> _What you need to do_: The records underneath are to be printed in full and exactly, with no pictures carried over.

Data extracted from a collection
==================================================

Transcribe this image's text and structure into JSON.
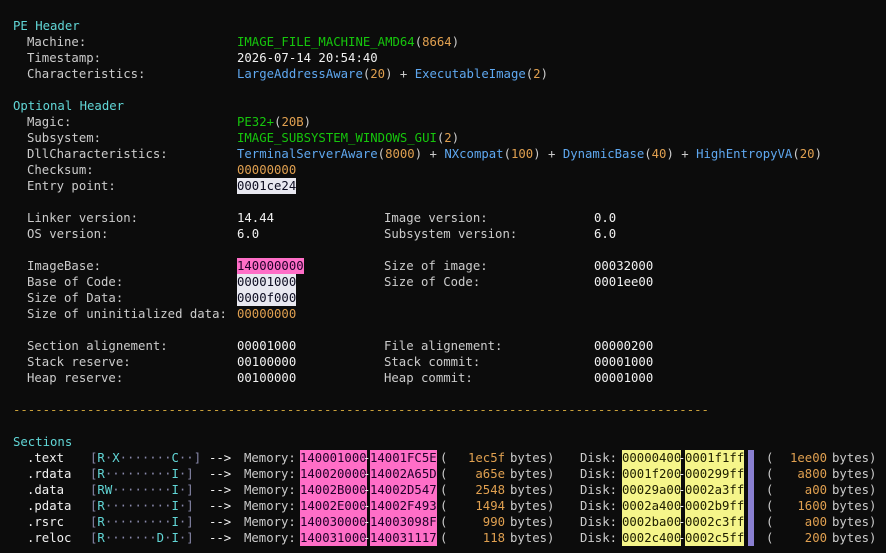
{
  "top_fragment": "I",
  "pe_header": {
    "title": "PE Header",
    "machine_label": "Machine:",
    "machine_value": "IMAGE_FILE_MACHINE_AMD64",
    "machine_code": "8664",
    "timestamp_label": "Timestamp:",
    "timestamp_value": "2026-07-14 20:54:40",
    "characteristics_label": "Characteristics:",
    "char1_name": "LargeAddressAware",
    "char1_val": "20",
    "char2_name": "ExecutableImage",
    "char2_val": "2"
  },
  "optional_header": {
    "title": "Optional Header",
    "magic_label": "Magic:",
    "magic_value": "PE32+",
    "magic_code": "20B",
    "subsystem_label": "Subsystem:",
    "subsystem_value": "IMAGE_SUBSYSTEM_WINDOWS_GUI",
    "subsystem_code": "2",
    "dll_label": "DllCharacteristics:",
    "dll1_name": "TerminalServerAware",
    "dll1_val": "8000",
    "dll2_name": "NXcompat",
    "dll2_val": "100",
    "dll3_name": "DynamicBase",
    "dll3_val": "40",
    "dll4_name": "HighEntropyVA",
    "dll4_val": "20",
    "checksum_label": "Checksum:",
    "checksum_value": "00000000",
    "entry_label": "Entry point:",
    "entry_value": "0001ce24",
    "linker_label": "Linker version:",
    "linker_value": "14.44",
    "image_ver_label": "Image version:",
    "image_ver_value": "0.0",
    "os_label": "OS version:",
    "os_value": "6.0",
    "subsys_ver_label": "Subsystem version:",
    "subsys_ver_value": "6.0",
    "imagebase_label": "ImageBase:",
    "imagebase_value": "140000000",
    "size_image_label": "Size of image:",
    "size_image_value": "00032000",
    "base_code_label": "Base of Code:",
    "base_code_value": "00001000",
    "size_code_label": "Size of Code:",
    "size_code_value": "0001ee00",
    "size_data_label": "Size of Data:",
    "size_data_value": "0000f000",
    "size_uninit_label": "Size of uninitialized data:",
    "size_uninit_value": "00000000",
    "section_align_label": "Section alignement:",
    "section_align_value": "00001000",
    "file_align_label": "File alignement:",
    "file_align_value": "00000200",
    "stack_res_label": "Stack reserve:",
    "stack_res_value": "00100000",
    "stack_commit_label": "Stack commit:",
    "stack_commit_value": "00001000",
    "heap_res_label": "Heap reserve:",
    "heap_res_value": "00100000",
    "heap_commit_label": "Heap commit:",
    "heap_commit_value": "00001000"
  },
  "separator": "----------------------------------------------------------------------------------------------",
  "sections": {
    "title": "Sections",
    "arrow": "-->",
    "memory_label": "Memory:",
    "disk_label": "Disk:",
    "bytes_label": "bytes)",
    "open_paren": "(",
    "dash": "-",
    "rows": [
      {
        "name": ".text",
        "perms": "[R·X·······C··]",
        "mem_start": "140001000",
        "mem_end": "14001FC5E",
        "mem_bytes": "1ec5f",
        "disk_start": "00000400",
        "disk_end": "0001f1ff",
        "disk_bytes": "1ee00"
      },
      {
        "name": ".rdata",
        "perms": "[R·········I·]",
        "mem_start": "140020000",
        "mem_end": "14002A65D",
        "mem_bytes": "a65e",
        "disk_start": "0001f200",
        "disk_end": "000299ff",
        "disk_bytes": "a800"
      },
      {
        "name": ".data",
        "perms": "[RW········I·]",
        "mem_start": "14002B000",
        "mem_end": "14002D547",
        "mem_bytes": "2548",
        "disk_start": "00029a00",
        "disk_end": "0002a3ff",
        "disk_bytes": "a00"
      },
      {
        "name": ".pdata",
        "perms": "[R·········I·]",
        "mem_start": "14002E000",
        "mem_end": "14002F493",
        "mem_bytes": "1494",
        "disk_start": "0002a400",
        "disk_end": "0002b9ff",
        "disk_bytes": "1600"
      },
      {
        "name": ".rsrc",
        "perms": "[R·········I·]",
        "mem_start": "140030000",
        "mem_end": "14003098F",
        "mem_bytes": "990",
        "disk_start": "0002ba00",
        "disk_end": "0002c3ff",
        "disk_bytes": "a00"
      },
      {
        "name": ".reloc",
        "perms": "[R·······D·I·]",
        "mem_start": "140031000",
        "mem_end": "140031117",
        "mem_bytes": "118",
        "disk_start": "0002c400",
        "disk_end": "0002c5ff",
        "disk_bytes": "200"
      }
    ]
  }
}
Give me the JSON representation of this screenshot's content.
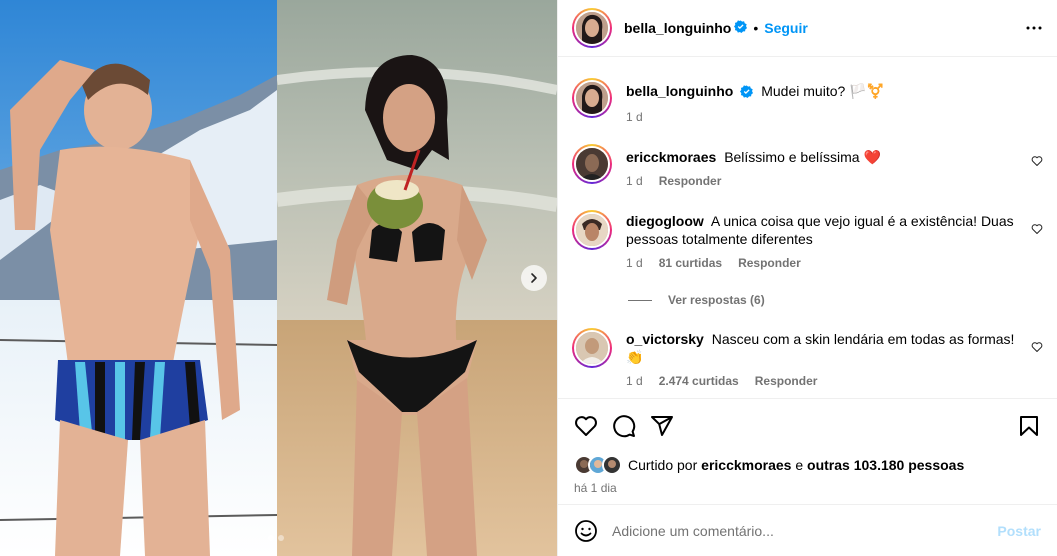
{
  "post": {
    "author": "bella_longuinho",
    "follow_label": "Seguir",
    "separator": "•",
    "caption": "Mudei muito? 🏳️⚧️",
    "caption_age": "1 d"
  },
  "comments": [
    {
      "user": "ericckmoraes",
      "text": "Belíssimo e belíssima ❤️",
      "age": "1 d",
      "likes": "",
      "reply_label": "Responder"
    },
    {
      "user": "diegogloow",
      "text": "A unica coisa que vejo igual é a existência! Duas pessoas totalmente diferentes",
      "age": "1 d",
      "likes": "81 curtidas",
      "reply_label": "Responder"
    },
    {
      "user": "o_victorsky",
      "text": "Nasceu com a skin lendária em todas as formas! 👏",
      "age": "1 d",
      "likes": "2.474 curtidas",
      "reply_label": "Responder"
    }
  ],
  "view_replies": "Ver respostas (6)",
  "likes": {
    "prefix": "Curtido por",
    "user": "ericckmoraes",
    "connector": "e",
    "others": "outras 103.180 pessoas",
    "time_ago": "há 1 dia"
  },
  "composer": {
    "placeholder": "Adicione um comentário...",
    "post_label": "Postar"
  },
  "carousel": {
    "slides": 2,
    "current": 1
  },
  "icons": [
    "verified-badge-icon",
    "more-options-icon",
    "heart-icon",
    "comment-icon",
    "share-icon",
    "bookmark-icon",
    "emoji-icon",
    "chevron-right-icon"
  ],
  "colors": {
    "accent": "#0095f6",
    "verified": "#0095f6",
    "meta_text": "#737373",
    "post_disabled": "#b2dffc",
    "like_heart": "#ed4956"
  }
}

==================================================

> _Solved exercise_:
Transcribe this image's text and structure into JSON.
{
  "top_fragment": "I",
  "pe_header": {
    "title": "PE Header",
    "machine_label": "Machine:",
    "machine_value": "IMAGE_FILE_MACHINE_AMD64",
    "machine_code": "8664",
    "timestamp_label": "Timestamp:",
    "timestamp_value": "2026-07-14 20:54:40",
    "characteristics_label": "Characteristics:",
    "char1_name": "LargeAddressAware",
    "char1_val": "20",
    "char2_name": "ExecutableImage",
    "char2_val": "2"
  },
  "optional_header": {
    "title": "Optional Header",
    "magic_label": "Magic:",
    "magic_value": "PE32+",
    "magic_code": "20B",
    "subsystem_label": "Subsystem:",
    "subsystem_value": "IMAGE_SUBSYSTEM_WINDOWS_GUI",
    "subsystem_code": "2",
    "dll_label": "DllCharacteristics:",
    "dll1_name": "TerminalServerAware",
    "dll1_val": "8000",
    "dll2_name": "NXcompat",
    "dll2_val": "100",
    "dll3_name": "DynamicBase",
    "dll3_val": "40",
    "dll4_name": "HighEntropyVA",
    "dll4_val": "20",
    "checksum_label": "Checksum:",
    "checksum_value": "00000000",
    "entry_label": "Entry point:",
    "entry_value": "0001ce24",
    "linker_label": "Linker version:",
    "linker_value": "14.44",
    "image_ver_label": "Image version:",
    "image_ver_value": "0.0",
    "os_label": "OS version:",
    "os_value": "6.0",
    "subsys_ver_label": "Subsystem version:",
    "subsys_ver_value": "6.0",
    "imagebase_label": "ImageBase:",
    "imagebase_value": "140000000",
    "size_image_label": "Size of image:",
    "size_image_value": "00032000",
    "base_code_label": "Base of Code:",
    "base_code_value": "00001000",
    "size_code_label": "Size of Code:",
    "size_code_value": "0001ee00",
    "size_data_label": "Size of Data:",
    "size_data_value": "0000f000",
    "size_uninit_label": "Size of uninitialized data:",
    "size_uninit_value": "00000000",
    "section_align_label": "Section alignement:",
    "section_align_value": "00001000",
    "file_align_label": "File alignement:",
    "file_align_value": "00000200",
    "stack_res_label": "Stack reserve:",
    "stack_res_value": "00100000",
    "stack_commit_label": "Stack commit:",
    "stack_commit_value": "00001000",
    "heap_res_label": "Heap reserve:",
    "heap_res_value": "00100000",
    "heap_commit_label": "Heap commit:",
    "heap_commit_value": "00001000"
  },
  "separator": "----------------------------------------------------------------------------------------------",
  "sections": {
    "title": "Sections",
    "arrow": "-->",
    "memory_label": "Memory:",
    "disk_label": "Disk:",
    "bytes_label": "bytes)",
    "open_paren": "(",
    "dash": "-",
    "rows": [
      {
        "name": ".text",
        "perms": "[R·X·······C··]",
        "mem_start": "140001000",
        "mem_end": "14001FC5E",
        "mem_bytes": "1ec5f",
        "disk_start": "00000400",
        "disk_end": "0001f1ff",
        "disk_bytes": "1ee00"
      },
      {
        "name": ".rdata",
        "perms": "[R·········I·]",
        "mem_start": "140020000",
        "mem_end": "14002A65D",
        "mem_bytes": "a65e",
        "disk_start": "0001f200",
        "disk_end": "000299ff",
        "disk_bytes": "a800"
      },
      {
        "name": ".data",
        "perms": "[RW········I·]",
        "mem_start": "14002B000",
        "mem_end": "14002D547",
        "mem_bytes": "2548",
        "disk_start": "00029a00",
        "disk_end": "0002a3ff",
        "disk_bytes": "a00"
      },
      {
        "name": ".pdata",
        "perms": "[R·········I·]",
        "mem_start": "14002E000",
        "mem_end": "14002F493",
        "mem_bytes": "1494",
        "disk_start": "0002a400",
        "disk_end": "0002b9ff",
        "disk_bytes": "1600"
      },
      {
        "name": ".rsrc",
        "perms": "[R·········I·]",
        "mem_start": "140030000",
        "mem_end": "14003098F",
        "mem_bytes": "990",
        "disk_start": "0002ba00",
        "disk_end": "0002c3ff",
        "disk_bytes": "a00"
      },
      {
        "name": ".reloc",
        "perms": "[R·······D·I·]",
        "mem_start": "140031000",
        "mem_end": "140031117",
        "mem_bytes": "118",
        "disk_start": "0002c400",
        "disk_end": "0002c5ff",
        "disk_bytes": "200"
      }
    ]
  }
}
Give me the JSON representation of this screenshot's content.
{
  "post": {
    "author": "bella_longuinho",
    "follow_label": "Seguir",
    "separator": "•",
    "caption": "Mudei muito? 🏳️⚧️",
    "caption_age": "1 d"
  },
  "comments": [
    {
      "user": "ericckmoraes",
      "text": "Belíssimo e belíssima ❤️",
      "age": "1 d",
      "likes": "",
      "reply_label": "Responder"
    },
    {
      "user": "diegogloow",
      "text": "A unica coisa que vejo igual é a existência! Duas pessoas totalmente diferentes",
      "age": "1 d",
      "likes": "81 curtidas",
      "reply_label": "Responder"
    },
    {
      "user": "o_victorsky",
      "text": "Nasceu com a skin lendária em todas as formas! 👏",
      "age": "1 d",
      "likes": "2.474 curtidas",
      "reply_label": "Responder"
    }
  ],
  "view_replies": "Ver respostas (6)",
  "likes": {
    "prefix": "Curtido por",
    "user": "ericckmoraes",
    "connector": "e",
    "others": "outras 103.180 pessoas",
    "time_ago": "há 1 dia"
  },
  "composer": {
    "placeholder": "Adicione um comentário...",
    "post_label": "Postar"
  },
  "carousel": {
    "slides": 2,
    "current": 1
  },
  "icons": [
    "verified-badge-icon",
    "more-options-icon",
    "heart-icon",
    "comment-icon",
    "share-icon",
    "bookmark-icon",
    "emoji-icon",
    "chevron-right-icon"
  ],
  "colors": {
    "accent": "#0095f6",
    "verified": "#0095f6",
    "meta_text": "#737373",
    "post_disabled": "#b2dffc",
    "like_heart": "#ed4956"
  }
}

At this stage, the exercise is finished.